> _THE PROBLEM_
Every line holding "true" should be copied from the records below.
++++++++++
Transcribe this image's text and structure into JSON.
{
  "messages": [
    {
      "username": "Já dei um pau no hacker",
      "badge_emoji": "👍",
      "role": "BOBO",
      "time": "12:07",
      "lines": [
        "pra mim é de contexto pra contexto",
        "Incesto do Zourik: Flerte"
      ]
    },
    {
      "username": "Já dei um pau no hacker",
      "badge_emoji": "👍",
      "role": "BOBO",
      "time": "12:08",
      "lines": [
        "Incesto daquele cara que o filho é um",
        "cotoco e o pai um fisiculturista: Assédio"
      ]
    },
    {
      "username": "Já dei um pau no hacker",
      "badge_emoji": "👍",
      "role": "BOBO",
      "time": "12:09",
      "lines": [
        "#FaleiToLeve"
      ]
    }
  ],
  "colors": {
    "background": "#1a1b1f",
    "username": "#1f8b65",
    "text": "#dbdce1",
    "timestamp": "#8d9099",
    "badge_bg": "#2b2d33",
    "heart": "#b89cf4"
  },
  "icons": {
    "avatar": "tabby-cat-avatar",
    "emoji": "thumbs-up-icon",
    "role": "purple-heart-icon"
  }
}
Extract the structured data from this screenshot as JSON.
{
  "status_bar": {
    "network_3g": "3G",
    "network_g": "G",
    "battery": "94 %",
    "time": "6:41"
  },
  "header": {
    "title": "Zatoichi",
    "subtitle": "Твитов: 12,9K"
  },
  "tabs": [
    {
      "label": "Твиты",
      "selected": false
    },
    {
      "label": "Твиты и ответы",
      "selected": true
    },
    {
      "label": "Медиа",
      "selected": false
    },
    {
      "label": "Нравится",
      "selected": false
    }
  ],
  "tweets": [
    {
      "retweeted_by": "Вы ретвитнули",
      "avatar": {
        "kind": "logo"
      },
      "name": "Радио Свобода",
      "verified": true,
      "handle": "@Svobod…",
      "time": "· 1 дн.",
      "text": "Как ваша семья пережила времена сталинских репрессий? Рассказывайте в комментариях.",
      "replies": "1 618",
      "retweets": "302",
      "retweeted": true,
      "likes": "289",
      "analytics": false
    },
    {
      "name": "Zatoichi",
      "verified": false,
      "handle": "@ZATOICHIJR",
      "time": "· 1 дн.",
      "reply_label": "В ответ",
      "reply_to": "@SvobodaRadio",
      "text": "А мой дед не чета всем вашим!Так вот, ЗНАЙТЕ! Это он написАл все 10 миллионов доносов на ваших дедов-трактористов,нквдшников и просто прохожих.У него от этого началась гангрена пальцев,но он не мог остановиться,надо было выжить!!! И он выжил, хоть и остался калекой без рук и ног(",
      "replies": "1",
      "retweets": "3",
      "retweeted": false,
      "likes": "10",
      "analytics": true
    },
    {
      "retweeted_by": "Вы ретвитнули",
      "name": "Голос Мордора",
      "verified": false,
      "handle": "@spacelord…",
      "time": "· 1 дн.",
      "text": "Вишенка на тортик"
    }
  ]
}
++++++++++
> _PROBLEM SOLUTION_
      "selected": true
      "verified": true,
      "retweeted": true,
      "analytics": true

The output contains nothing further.